### Activity
Without the images, output each record below as it stands.

--- START ---

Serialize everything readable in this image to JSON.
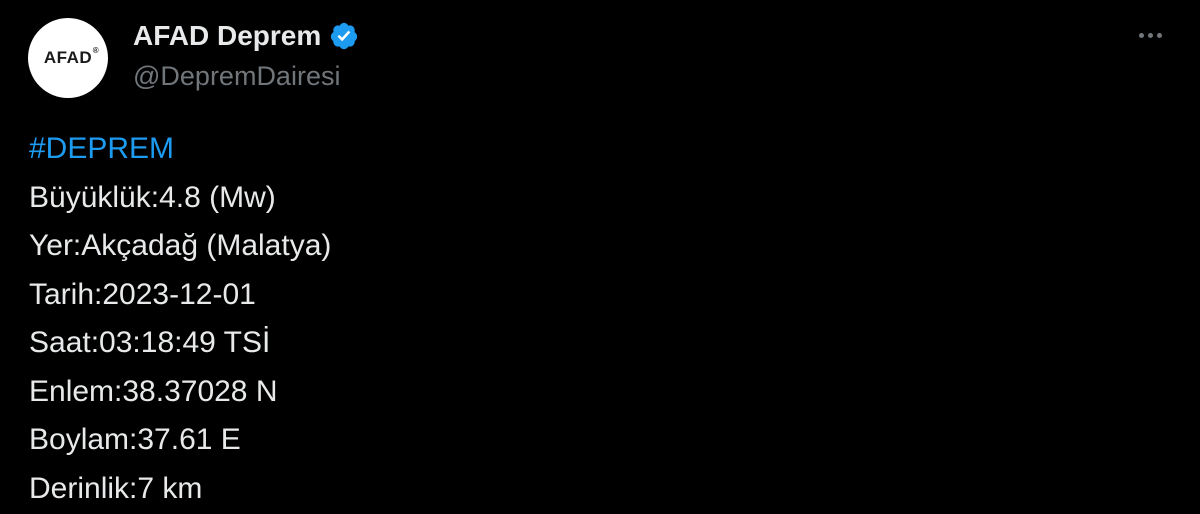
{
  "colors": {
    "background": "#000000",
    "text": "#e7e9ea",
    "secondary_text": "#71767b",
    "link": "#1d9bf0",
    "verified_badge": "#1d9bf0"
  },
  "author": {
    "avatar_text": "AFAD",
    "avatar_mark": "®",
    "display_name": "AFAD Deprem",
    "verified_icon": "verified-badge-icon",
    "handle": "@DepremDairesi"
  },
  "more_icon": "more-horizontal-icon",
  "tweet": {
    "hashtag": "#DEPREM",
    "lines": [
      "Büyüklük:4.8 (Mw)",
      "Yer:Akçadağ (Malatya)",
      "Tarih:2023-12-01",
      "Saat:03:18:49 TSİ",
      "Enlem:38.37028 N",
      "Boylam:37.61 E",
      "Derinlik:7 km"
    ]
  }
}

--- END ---

### Problem solution
Serialize everything readable in this image to JSON.
{
  "colors": {
    "background": "#000000",
    "text": "#e7e9ea",
    "secondary_text": "#71767b",
    "link": "#1d9bf0",
    "verified_badge": "#1d9bf0"
  },
  "author": {
    "avatar_text": "AFAD",
    "avatar_mark": "®",
    "display_name": "AFAD Deprem",
    "verified_icon": "verified-badge-icon",
    "handle": "@DepremDairesi"
  },
  "more_icon": "more-horizontal-icon",
  "tweet": {
    "hashtag": "#DEPREM",
    "lines": [
      "Büyüklük:4.8 (Mw)",
      "Yer:Akçadağ (Malatya)",
      "Tarih:2023-12-01",
      "Saat:03:18:49 TSİ",
      "Enlem:38.37028 N",
      "Boylam:37.61 E",
      "Derinlik:7 km"
    ]
  }
}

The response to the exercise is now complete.